Research indicates that physical activity may have beneficial effects for several aspects of cancer survivorship--specifically, weight gain, quality of life, cancer recurrence or progression, and prognosis (likelihood of survival). Most of the evidence for the potential benefits of physical activity in cancer survivors comes from people diagnosed with breast, prostate, or colorectal cancer.
Weight gain. Both reduced physical activity and the side effects of cancer treatment can contribute to weight gain after a cancer diagnosis. In a cohort study (a type of epidemiologic study), weight gain after breast cancer diagnosis was linked to worse survival. In a 2012 meta-analysis of randomized controlled clinical trials examining physical activity in cancer survivors, physical activity was found to reduce both body mass index and body weight .
Quality of life. A 2012 Cochrane Collaboration systematic review of controlled clinical trials of exercise interventions in cancer survivors indicated that physical activity may have beneficial effects on overall health-related quality of life and on specific quality-of-life issues, including body image/self-esteem, emotional well-being, sexuality, sleep disturbance, social functioning, anxiety, fatigue, and pain (33). In a 2012 meta-analysis of randomized controlled trials examining physical activity in cancer survivors, physical activity was found to reduce fatigue and depression and to improve physical functioning, social functioning, and mental health (32).
Recurrence, progression, and survival. Being physically active after a cancer diagnosis is linked to better cancer-specific outcomes for several cancer types (34).
Breast cancer: Consistent evidence from epidemiologic studies links physical activity after diagnosis with better breast cancer outcomes.
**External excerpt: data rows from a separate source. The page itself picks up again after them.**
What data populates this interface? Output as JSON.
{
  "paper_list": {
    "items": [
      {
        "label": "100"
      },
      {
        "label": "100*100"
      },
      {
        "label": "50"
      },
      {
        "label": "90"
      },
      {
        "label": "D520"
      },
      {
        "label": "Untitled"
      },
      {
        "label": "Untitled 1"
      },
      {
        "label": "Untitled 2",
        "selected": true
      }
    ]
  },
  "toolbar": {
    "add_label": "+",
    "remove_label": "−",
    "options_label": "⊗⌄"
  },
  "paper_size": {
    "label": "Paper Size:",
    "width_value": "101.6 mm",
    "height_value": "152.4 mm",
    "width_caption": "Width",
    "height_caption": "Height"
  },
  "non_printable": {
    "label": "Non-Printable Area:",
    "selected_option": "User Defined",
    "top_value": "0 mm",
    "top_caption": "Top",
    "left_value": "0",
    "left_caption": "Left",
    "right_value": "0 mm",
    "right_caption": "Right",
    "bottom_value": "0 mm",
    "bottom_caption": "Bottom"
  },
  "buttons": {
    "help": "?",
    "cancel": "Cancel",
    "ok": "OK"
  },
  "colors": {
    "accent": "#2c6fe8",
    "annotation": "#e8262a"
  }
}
For example, a large cohort study found that women who exercised moderately (the equivalent of walking 3 to 5 hours per week at an average pace) after a breast cancer diagnosis had approximately 40% to 50% lower risks of breast cancer recurrence, death from breast cancer, and death from any cause compared with more sedentary women. The potential physical activity benefit with regard to death from breast cancer was most apparent in women with hormone receptor–positive tumors.
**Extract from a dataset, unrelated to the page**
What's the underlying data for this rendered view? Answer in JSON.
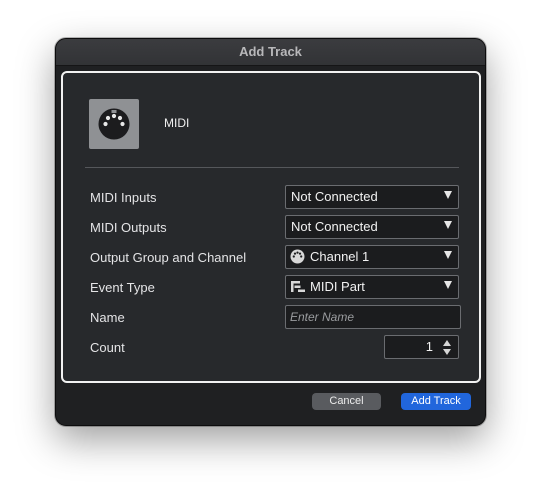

Another prospective cohort study found that women who had breast cancer and who engaged in recreational physical activity roughly equivalent to walking at an average pace of 2 to 2.9 mph for 1 hour per week had a 35% to 49% lower risk of death from breast cancer compared with women who engaged in less physical activity.
Colorectal cancer: Evidence from multiple epidemiologic studies suggests that physical activity after a colorectal cancer diagnosis is associated with reduced risks of dying from colorectal cancer. In a large prospective cohort of patients with colorectal cancer, those who engaged in leisure-time physical activity had a 31% lower risk of death than those who did not, independent of their leisure-time physical activity before diagnosis.
Prostate cancer: Limited evidence from a few epidemiologic studies has suggested a possible link between physical activity and better outcomes among men diagnosed with prostate cancer. In one study, men with nonmetastatic prostate cancer who engaged in vigorous activity for at least 3 hours per week had a 61% lower risk of death from prostate cancer compared with men who engaged in vigorous activity for less than 1 hour per week. Another study of men with localized prostate cancer found that higher levels of physical activity were associated with reduced overall and prostate cancer–specific mortality.
Findings from epidemiologic studies cannot completely exclude reverse causation as a possible explanation of the link between physical activity and better cancer outcomes. That is, people who feel good are more likely to exercise and be physically active than people who do not feel good.